▶ Exercise objective: A word-for-word printout of the whole listing is needed.

·····

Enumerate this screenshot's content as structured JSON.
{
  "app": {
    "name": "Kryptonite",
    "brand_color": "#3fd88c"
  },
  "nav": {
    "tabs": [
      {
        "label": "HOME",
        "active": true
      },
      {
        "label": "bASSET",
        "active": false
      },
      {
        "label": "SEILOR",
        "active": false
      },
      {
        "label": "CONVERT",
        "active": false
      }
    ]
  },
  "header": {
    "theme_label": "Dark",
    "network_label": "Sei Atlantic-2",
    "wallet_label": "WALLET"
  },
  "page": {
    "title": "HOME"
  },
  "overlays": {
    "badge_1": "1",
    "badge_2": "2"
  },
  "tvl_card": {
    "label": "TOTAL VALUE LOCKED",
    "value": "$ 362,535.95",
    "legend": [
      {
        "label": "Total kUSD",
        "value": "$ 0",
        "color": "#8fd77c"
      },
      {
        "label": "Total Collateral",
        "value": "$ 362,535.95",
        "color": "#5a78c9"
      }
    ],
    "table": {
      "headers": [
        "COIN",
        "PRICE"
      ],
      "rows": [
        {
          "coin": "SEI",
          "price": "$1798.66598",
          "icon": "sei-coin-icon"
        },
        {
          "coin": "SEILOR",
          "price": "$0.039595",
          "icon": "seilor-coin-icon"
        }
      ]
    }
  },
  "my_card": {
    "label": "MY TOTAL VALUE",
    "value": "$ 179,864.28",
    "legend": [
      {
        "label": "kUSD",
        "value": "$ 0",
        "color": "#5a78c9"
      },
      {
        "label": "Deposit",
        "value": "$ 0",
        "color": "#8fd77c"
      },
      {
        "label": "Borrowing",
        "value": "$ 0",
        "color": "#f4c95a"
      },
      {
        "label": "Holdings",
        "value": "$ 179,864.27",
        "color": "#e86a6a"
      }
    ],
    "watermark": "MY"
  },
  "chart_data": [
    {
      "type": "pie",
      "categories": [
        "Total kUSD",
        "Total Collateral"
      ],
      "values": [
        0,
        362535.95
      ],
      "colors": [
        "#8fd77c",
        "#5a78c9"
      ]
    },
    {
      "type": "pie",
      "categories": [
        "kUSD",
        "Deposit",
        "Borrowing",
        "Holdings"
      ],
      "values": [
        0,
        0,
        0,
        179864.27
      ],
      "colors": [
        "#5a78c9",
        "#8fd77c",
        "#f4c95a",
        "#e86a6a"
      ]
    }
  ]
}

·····

▶ Expected answer:
Enumerate this screenshot's content as structured JSON.
{
  "app": {
    "name": "Kryptonite",
    "brand_color": "#3fd88c"
  },
  "nav": {
    "tabs": [
      {
        "label": "HOME",
        "active": true
      },
      {
        "label": "bASSET",
        "active": false
      },
      {
        "label": "SEILOR",
        "active": false
      },
      {
        "label": "CONVERT",
        "active": false
      }
    ]
  },
  "header": {
    "theme_label": "Dark",
    "network_label": "Sei Atlantic-2",
    "wallet_label": "WALLET"
  },
  "page": {
    "title": "HOME"
  },
  "overlays": {
    "badge_1": "1",
    "badge_2": "2"
  },
  "tvl_card": {
    "label": "TOTAL VALUE LOCKED",
    "value": "$ 362,535.95",
    "legend": [
      {
        "label": "Total kUSD",
        "value": "$ 0",
        "color": "#8fd77c"
      },
      {
        "label": "Total Collateral",
        "value": "$ 362,535.95",
        "color": "#5a78c9"
      }
    ],
    "table": {
      "headers": [
        "COIN",
        "PRICE"
      ],
      "rows": [
        {
          "coin": "SEI",
          "price": "$1798.66598",
          "icon": "sei-coin-icon"
        },
        {
          "coin": "SEILOR",
          "price": "$0.039595",
          "icon": "seilor-coin-icon"
        }
      ]
    }
  },
  "my_card": {
    "label": "MY TOTAL VALUE",
    "value": "$ 179,864.28",
    "legend": [
      {
        "label": "kUSD",
        "value": "$ 0",
        "color": "#5a78c9"
      },
      {
        "label": "Deposit",
        "value": "$ 0",
        "color": "#8fd77c"
      },
      {
        "label": "Borrowing",
        "value": "$ 0",
        "color": "#f4c95a"
      },
      {
        "label": "Holdings",
        "value": "$ 179,864.27",
        "color": "#e86a6a"
      }
    ],
    "watermark": "MY"
  },
  "chart_data": [
    {
      "type": "pie",
      "categories": [
        "Total kUSD",
        "Total Collateral"
      ],
      "values": [
        0,
        362535.95
      ],
      "colors": [
        "#8fd77c",
        "#5a78c9"
      ]
    },
    {
      "type": "pie",
      "categories": [
        "kUSD",
        "Deposit",
        "Borrowing",
        "Holdings"
      ],
      "values": [
        0,
        0,
        0,
        179864.27
      ],
      "colors": [
        "#5a78c9",
        "#8fd77c",
        "#f4c95a",
        "#e86a6a"
      ]
    }
  ]
}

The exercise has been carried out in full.